The spiritual meaning of freedom

On this Fourth of July as we celebrate Independence Day here in the United States with parades, speeches, flags, fireworks and family barbeques, I’m pondering what independence really means, not just to us here in this country, but as a human race.

It is a big question to grapple with. For inspiration, I turn to Ernest Holmes, founder of the spiritual philosophy know as Science of Mind, from a talk he gave on July 4, 1937.

I believe his words are as relevant today as they were almost 80 years ago. He paints such a big picture of what freedom, which is intimately related to independence, really means. “We all seek a sense of security, freedom and liberty”, he states. Yet why do we continue to suffer and impose suffering? Why do we so easily trade one form of bondage for another, perhaps in a subtler disguise?  After a detailed study of the last 7,000 years of human history, Holmes notes “…how extremely difficult it is for the human mind to conceive liberty without license, without egotism; and we can only give birth to freedom when we have conceived liberty.”

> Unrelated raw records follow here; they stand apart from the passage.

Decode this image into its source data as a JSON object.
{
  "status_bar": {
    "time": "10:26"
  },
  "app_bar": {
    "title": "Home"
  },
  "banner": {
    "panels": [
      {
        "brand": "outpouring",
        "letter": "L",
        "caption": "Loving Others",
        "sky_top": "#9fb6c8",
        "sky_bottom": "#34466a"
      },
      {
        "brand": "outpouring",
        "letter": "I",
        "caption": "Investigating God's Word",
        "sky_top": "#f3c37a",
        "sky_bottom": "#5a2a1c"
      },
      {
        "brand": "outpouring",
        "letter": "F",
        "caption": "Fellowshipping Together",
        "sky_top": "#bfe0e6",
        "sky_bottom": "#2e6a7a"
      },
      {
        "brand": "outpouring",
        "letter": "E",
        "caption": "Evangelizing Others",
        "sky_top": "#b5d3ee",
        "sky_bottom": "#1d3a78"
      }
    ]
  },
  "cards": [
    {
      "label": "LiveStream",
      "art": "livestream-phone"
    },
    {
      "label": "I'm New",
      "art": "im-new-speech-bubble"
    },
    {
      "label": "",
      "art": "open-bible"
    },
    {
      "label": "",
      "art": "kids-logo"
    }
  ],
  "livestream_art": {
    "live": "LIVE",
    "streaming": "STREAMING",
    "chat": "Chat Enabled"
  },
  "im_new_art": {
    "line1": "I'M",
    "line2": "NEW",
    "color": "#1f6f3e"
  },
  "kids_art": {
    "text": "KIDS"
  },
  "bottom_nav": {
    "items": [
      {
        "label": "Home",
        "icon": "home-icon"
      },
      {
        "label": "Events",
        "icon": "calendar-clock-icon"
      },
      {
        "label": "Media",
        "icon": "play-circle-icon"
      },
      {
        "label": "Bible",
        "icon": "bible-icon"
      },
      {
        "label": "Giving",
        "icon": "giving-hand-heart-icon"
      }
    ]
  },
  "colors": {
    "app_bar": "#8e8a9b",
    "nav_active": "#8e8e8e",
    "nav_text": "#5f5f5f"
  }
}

True freedom -- true liberty -- has something cosmic behind it”, he declares. The evolution of human freedom, he goes on to explain, is a slow process. If we want freedom, we must understand that freedom can never come by the imposition of a will of the minority over the majority. It is born finally, and only in such degree as some system is devised whereby individuals are allowed complete freedom so long as they do not, in their freedom, impose bondage on someone else.”

Big ideas indeed to ponder. I feel humbled as I contemplate his words, aware of the enormity of this human experience on planet earth. I am hopeful that we will one day realize this understanding of cosmic unity, so that all peoples, everywhere, can be truly free.

If you would like to read the whole transcript of his talk, you can find it here.

A summer cleanse: Reboot your system & find out what your body truly needs to thrive

Even though I would describe myself as something of a “health nut”, I’m not big on fasts and cleanses.  I get spacey and hungry. It feels too confining. I immediately feel victimized and deprived. And I eat really healthy anyway, so why suffer? That’s been my reasoning.

So this time, when I saw the email announcement for the summer cleanse from my local holistic pharmacy, I was intrigued.  The summer cleanse is all about decreasing inflammation. As Lilly Mazzarella, Certified Nutrition Specialist & Clinical Herbalist
Owner & Head Practitioner of Farmacopia, explains, “There’s flame retardant in our breast milk, PCBs in our subcutaneous fat, and pesticides accumulating in our thyroid glands. Our fingers absorb